When generating a flare specification it is important to detail the available utilities. All flares should be continuously purged to prevent oxygen ingress into the flare riser and fitted with continuous pilot burners to provide a reliable source of ignition. As such the purge and pilot gas supply should be from a reliable source.
The composition of the available purge gas, the flare riser size and flared gas composition will determine the purge rate and this will be determined by the flare vendor.
The pilot gas consumption will also be determined by the flare vendor and is also directly related to the flare size.
Where smokeless combustion is required and cannot be achieved through the available energy/momentum of the flared gas stream, it will be necessary to use an assist medium such as air or steam. Steam is the most common medium and generally readily available on a refinery. It is typically injected through numerous specially designed nozzles connected to a steam manifold attached to the flare tip. Air assist flares utilise a large volume of low pressure air generated by an air blower which is mixed with the gas at the tip.
The location and elevation of the flare is a key design consideration determined largely by the allowable radiation. On onshore facilities the decision is frequently governed by its proximity to other process equipment, plant boundaries, prevailing wind direction and the cost of the associated support structure. Offshore the options are limited to platform mounted flare tower, bridge linked tower or flare boom. Recommended radiation design limits are provided in API 521.

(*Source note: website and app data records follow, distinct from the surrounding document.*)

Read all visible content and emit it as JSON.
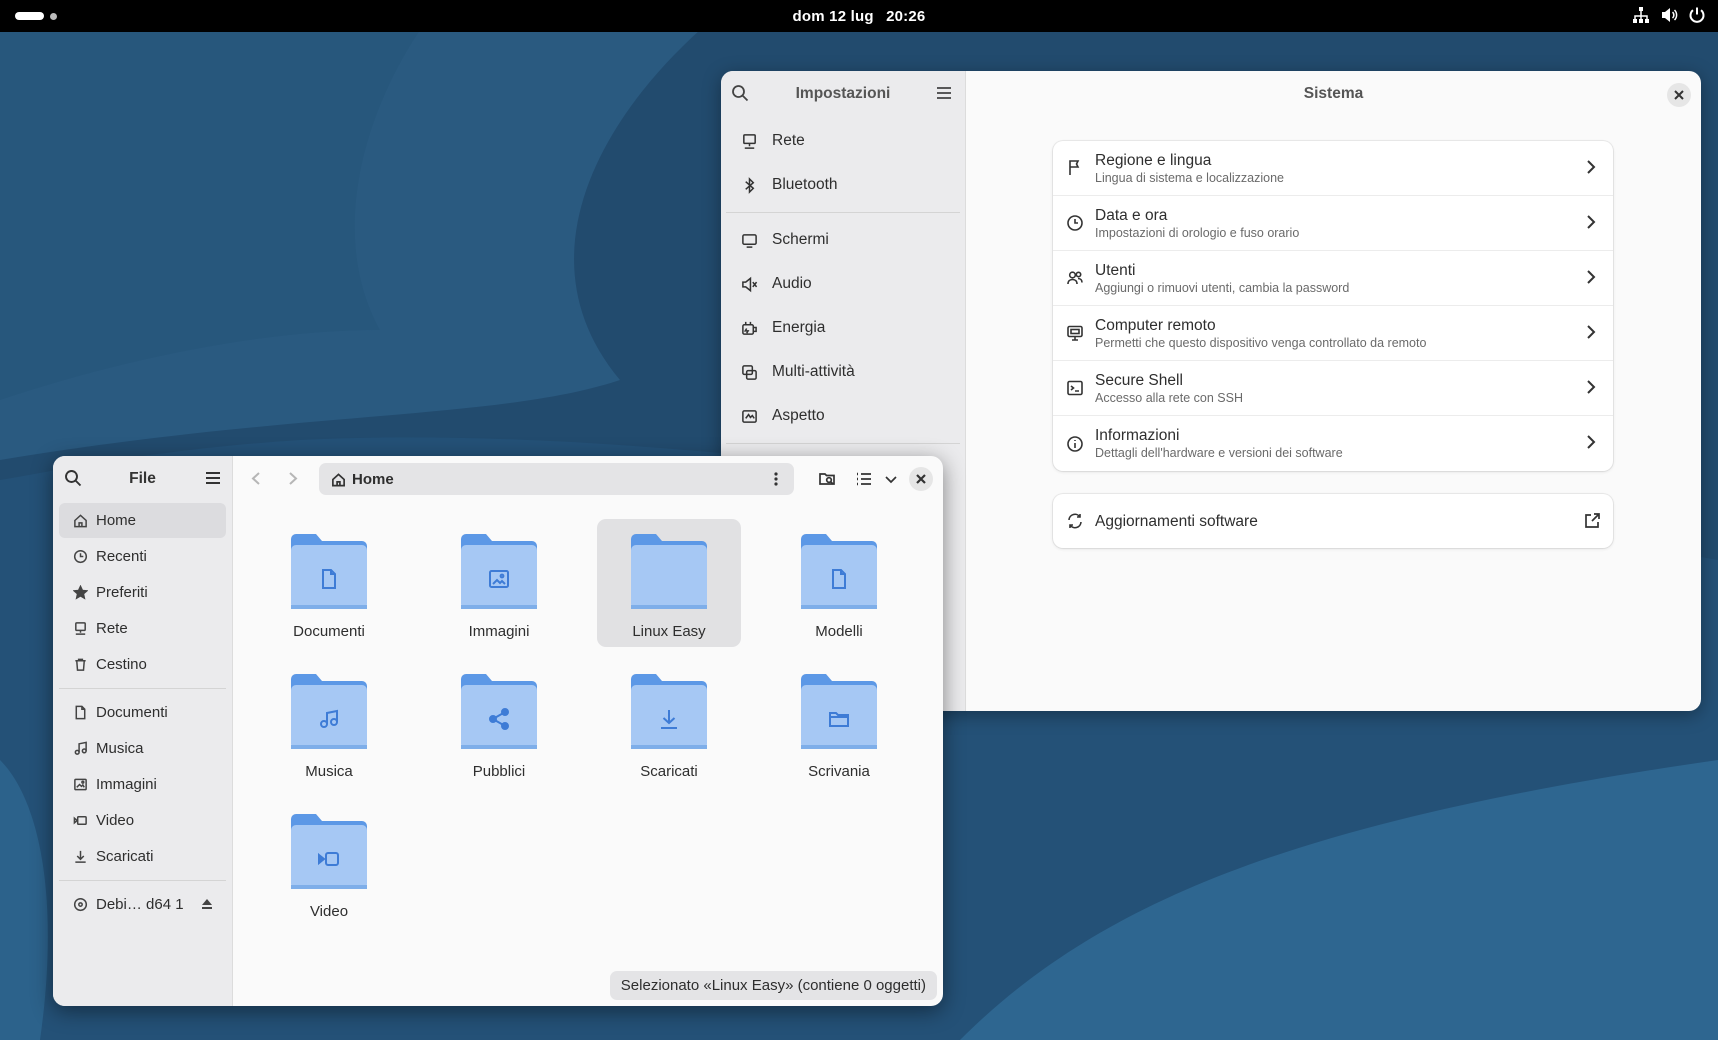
{
  "topbar": {
    "date": "dom 12 lug",
    "time": "20:26",
    "tray_icons": [
      "network-icon",
      "volume-icon",
      "power-icon"
    ]
  },
  "settings": {
    "sidebar_title": "Impostazioni",
    "page_title": "Sistema",
    "sidebar_items": [
      {
        "label": "Rete",
        "icon": "network-icon"
      },
      {
        "label": "Bluetooth",
        "icon": "bluetooth-icon"
      },
      {
        "label": "Schermi",
        "icon": "display-icon"
      },
      {
        "label": "Audio",
        "icon": "speaker-icon"
      },
      {
        "label": "Energia",
        "icon": "power-plug-icon"
      },
      {
        "label": "Multi-attività",
        "icon": "multitasking-icon"
      },
      {
        "label": "Aspetto",
        "icon": "appearance-icon"
      }
    ],
    "rows": [
      {
        "title": "Regione e lingua",
        "subtitle": "Lingua di sistema e localizzazione",
        "icon": "flag-icon"
      },
      {
        "title": "Data e ora",
        "subtitle": "Impostazioni di orologio e fuso orario",
        "icon": "clock-icon"
      },
      {
        "title": "Utenti",
        "subtitle": "Aggiungi o rimuovi utenti, cambia la password",
        "icon": "users-icon"
      },
      {
        "title": "Computer remoto",
        "subtitle": "Permetti che questo dispositivo venga controllato da remoto",
        "icon": "remote-desktop-icon"
      },
      {
        "title": "Secure Shell",
        "subtitle": "Accesso alla rete con SSH",
        "icon": "terminal-icon"
      },
      {
        "title": "Informazioni",
        "subtitle": "Dettagli dell'hardware e versioni dei software",
        "icon": "info-icon"
      }
    ],
    "updates_label": "Aggiornamenti software"
  },
  "files": {
    "sidebar_title": "File",
    "places": [
      {
        "label": "Home",
        "icon": "home-icon",
        "active": true
      },
      {
        "label": "Recenti",
        "icon": "recent-icon"
      },
      {
        "label": "Preferiti",
        "icon": "star-icon"
      },
      {
        "label": "Rete",
        "icon": "network-icon"
      },
      {
        "label": "Cestino",
        "icon": "trash-icon"
      }
    ],
    "bookmarks": [
      {
        "label": "Documenti",
        "icon": "document-icon"
      },
      {
        "label": "Musica",
        "icon": "music-icon"
      },
      {
        "label": "Immagini",
        "icon": "image-icon"
      },
      {
        "label": "Video",
        "icon": "video-icon"
      },
      {
        "label": "Scaricati",
        "icon": "download-icon"
      }
    ],
    "device": {
      "label": "Debi… d64 1",
      "icon": "disc-icon"
    },
    "path": "Home",
    "folders": [
      {
        "label": "Documenti",
        "glyph": "document-icon"
      },
      {
        "label": "Immagini",
        "glyph": "image-icon"
      },
      {
        "label": "Linux Easy",
        "glyph": "",
        "selected": true
      },
      {
        "label": "Modelli",
        "glyph": "template-icon"
      },
      {
        "label": "Musica",
        "glyph": "music-icon"
      },
      {
        "label": "Pubblici",
        "glyph": "share-icon"
      },
      {
        "label": "Scaricati",
        "glyph": "download-icon"
      },
      {
        "label": "Scrivania",
        "glyph": "desktop-folder-icon"
      },
      {
        "label": "Video",
        "glyph": "video-icon"
      }
    ],
    "status": "Selezionato «Linux Easy»  (contiene 0 oggetti)"
  },
  "colors": {
    "folder_back": "#5c98e6",
    "folder_front": "#a6c8f4",
    "glyph": "#3e7cd6",
    "desktop": "#2d5d84"
  }
}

Site conditions such as wind direction, solar radiation, humidity etc. all have an affect on the exhibited radiation and therefore should also be communicated to the flare vendor during the design phase. Radiation shielding on offshore platforms is common place in order to further protect adjacent process plant and walkways. Water sprays have also been used.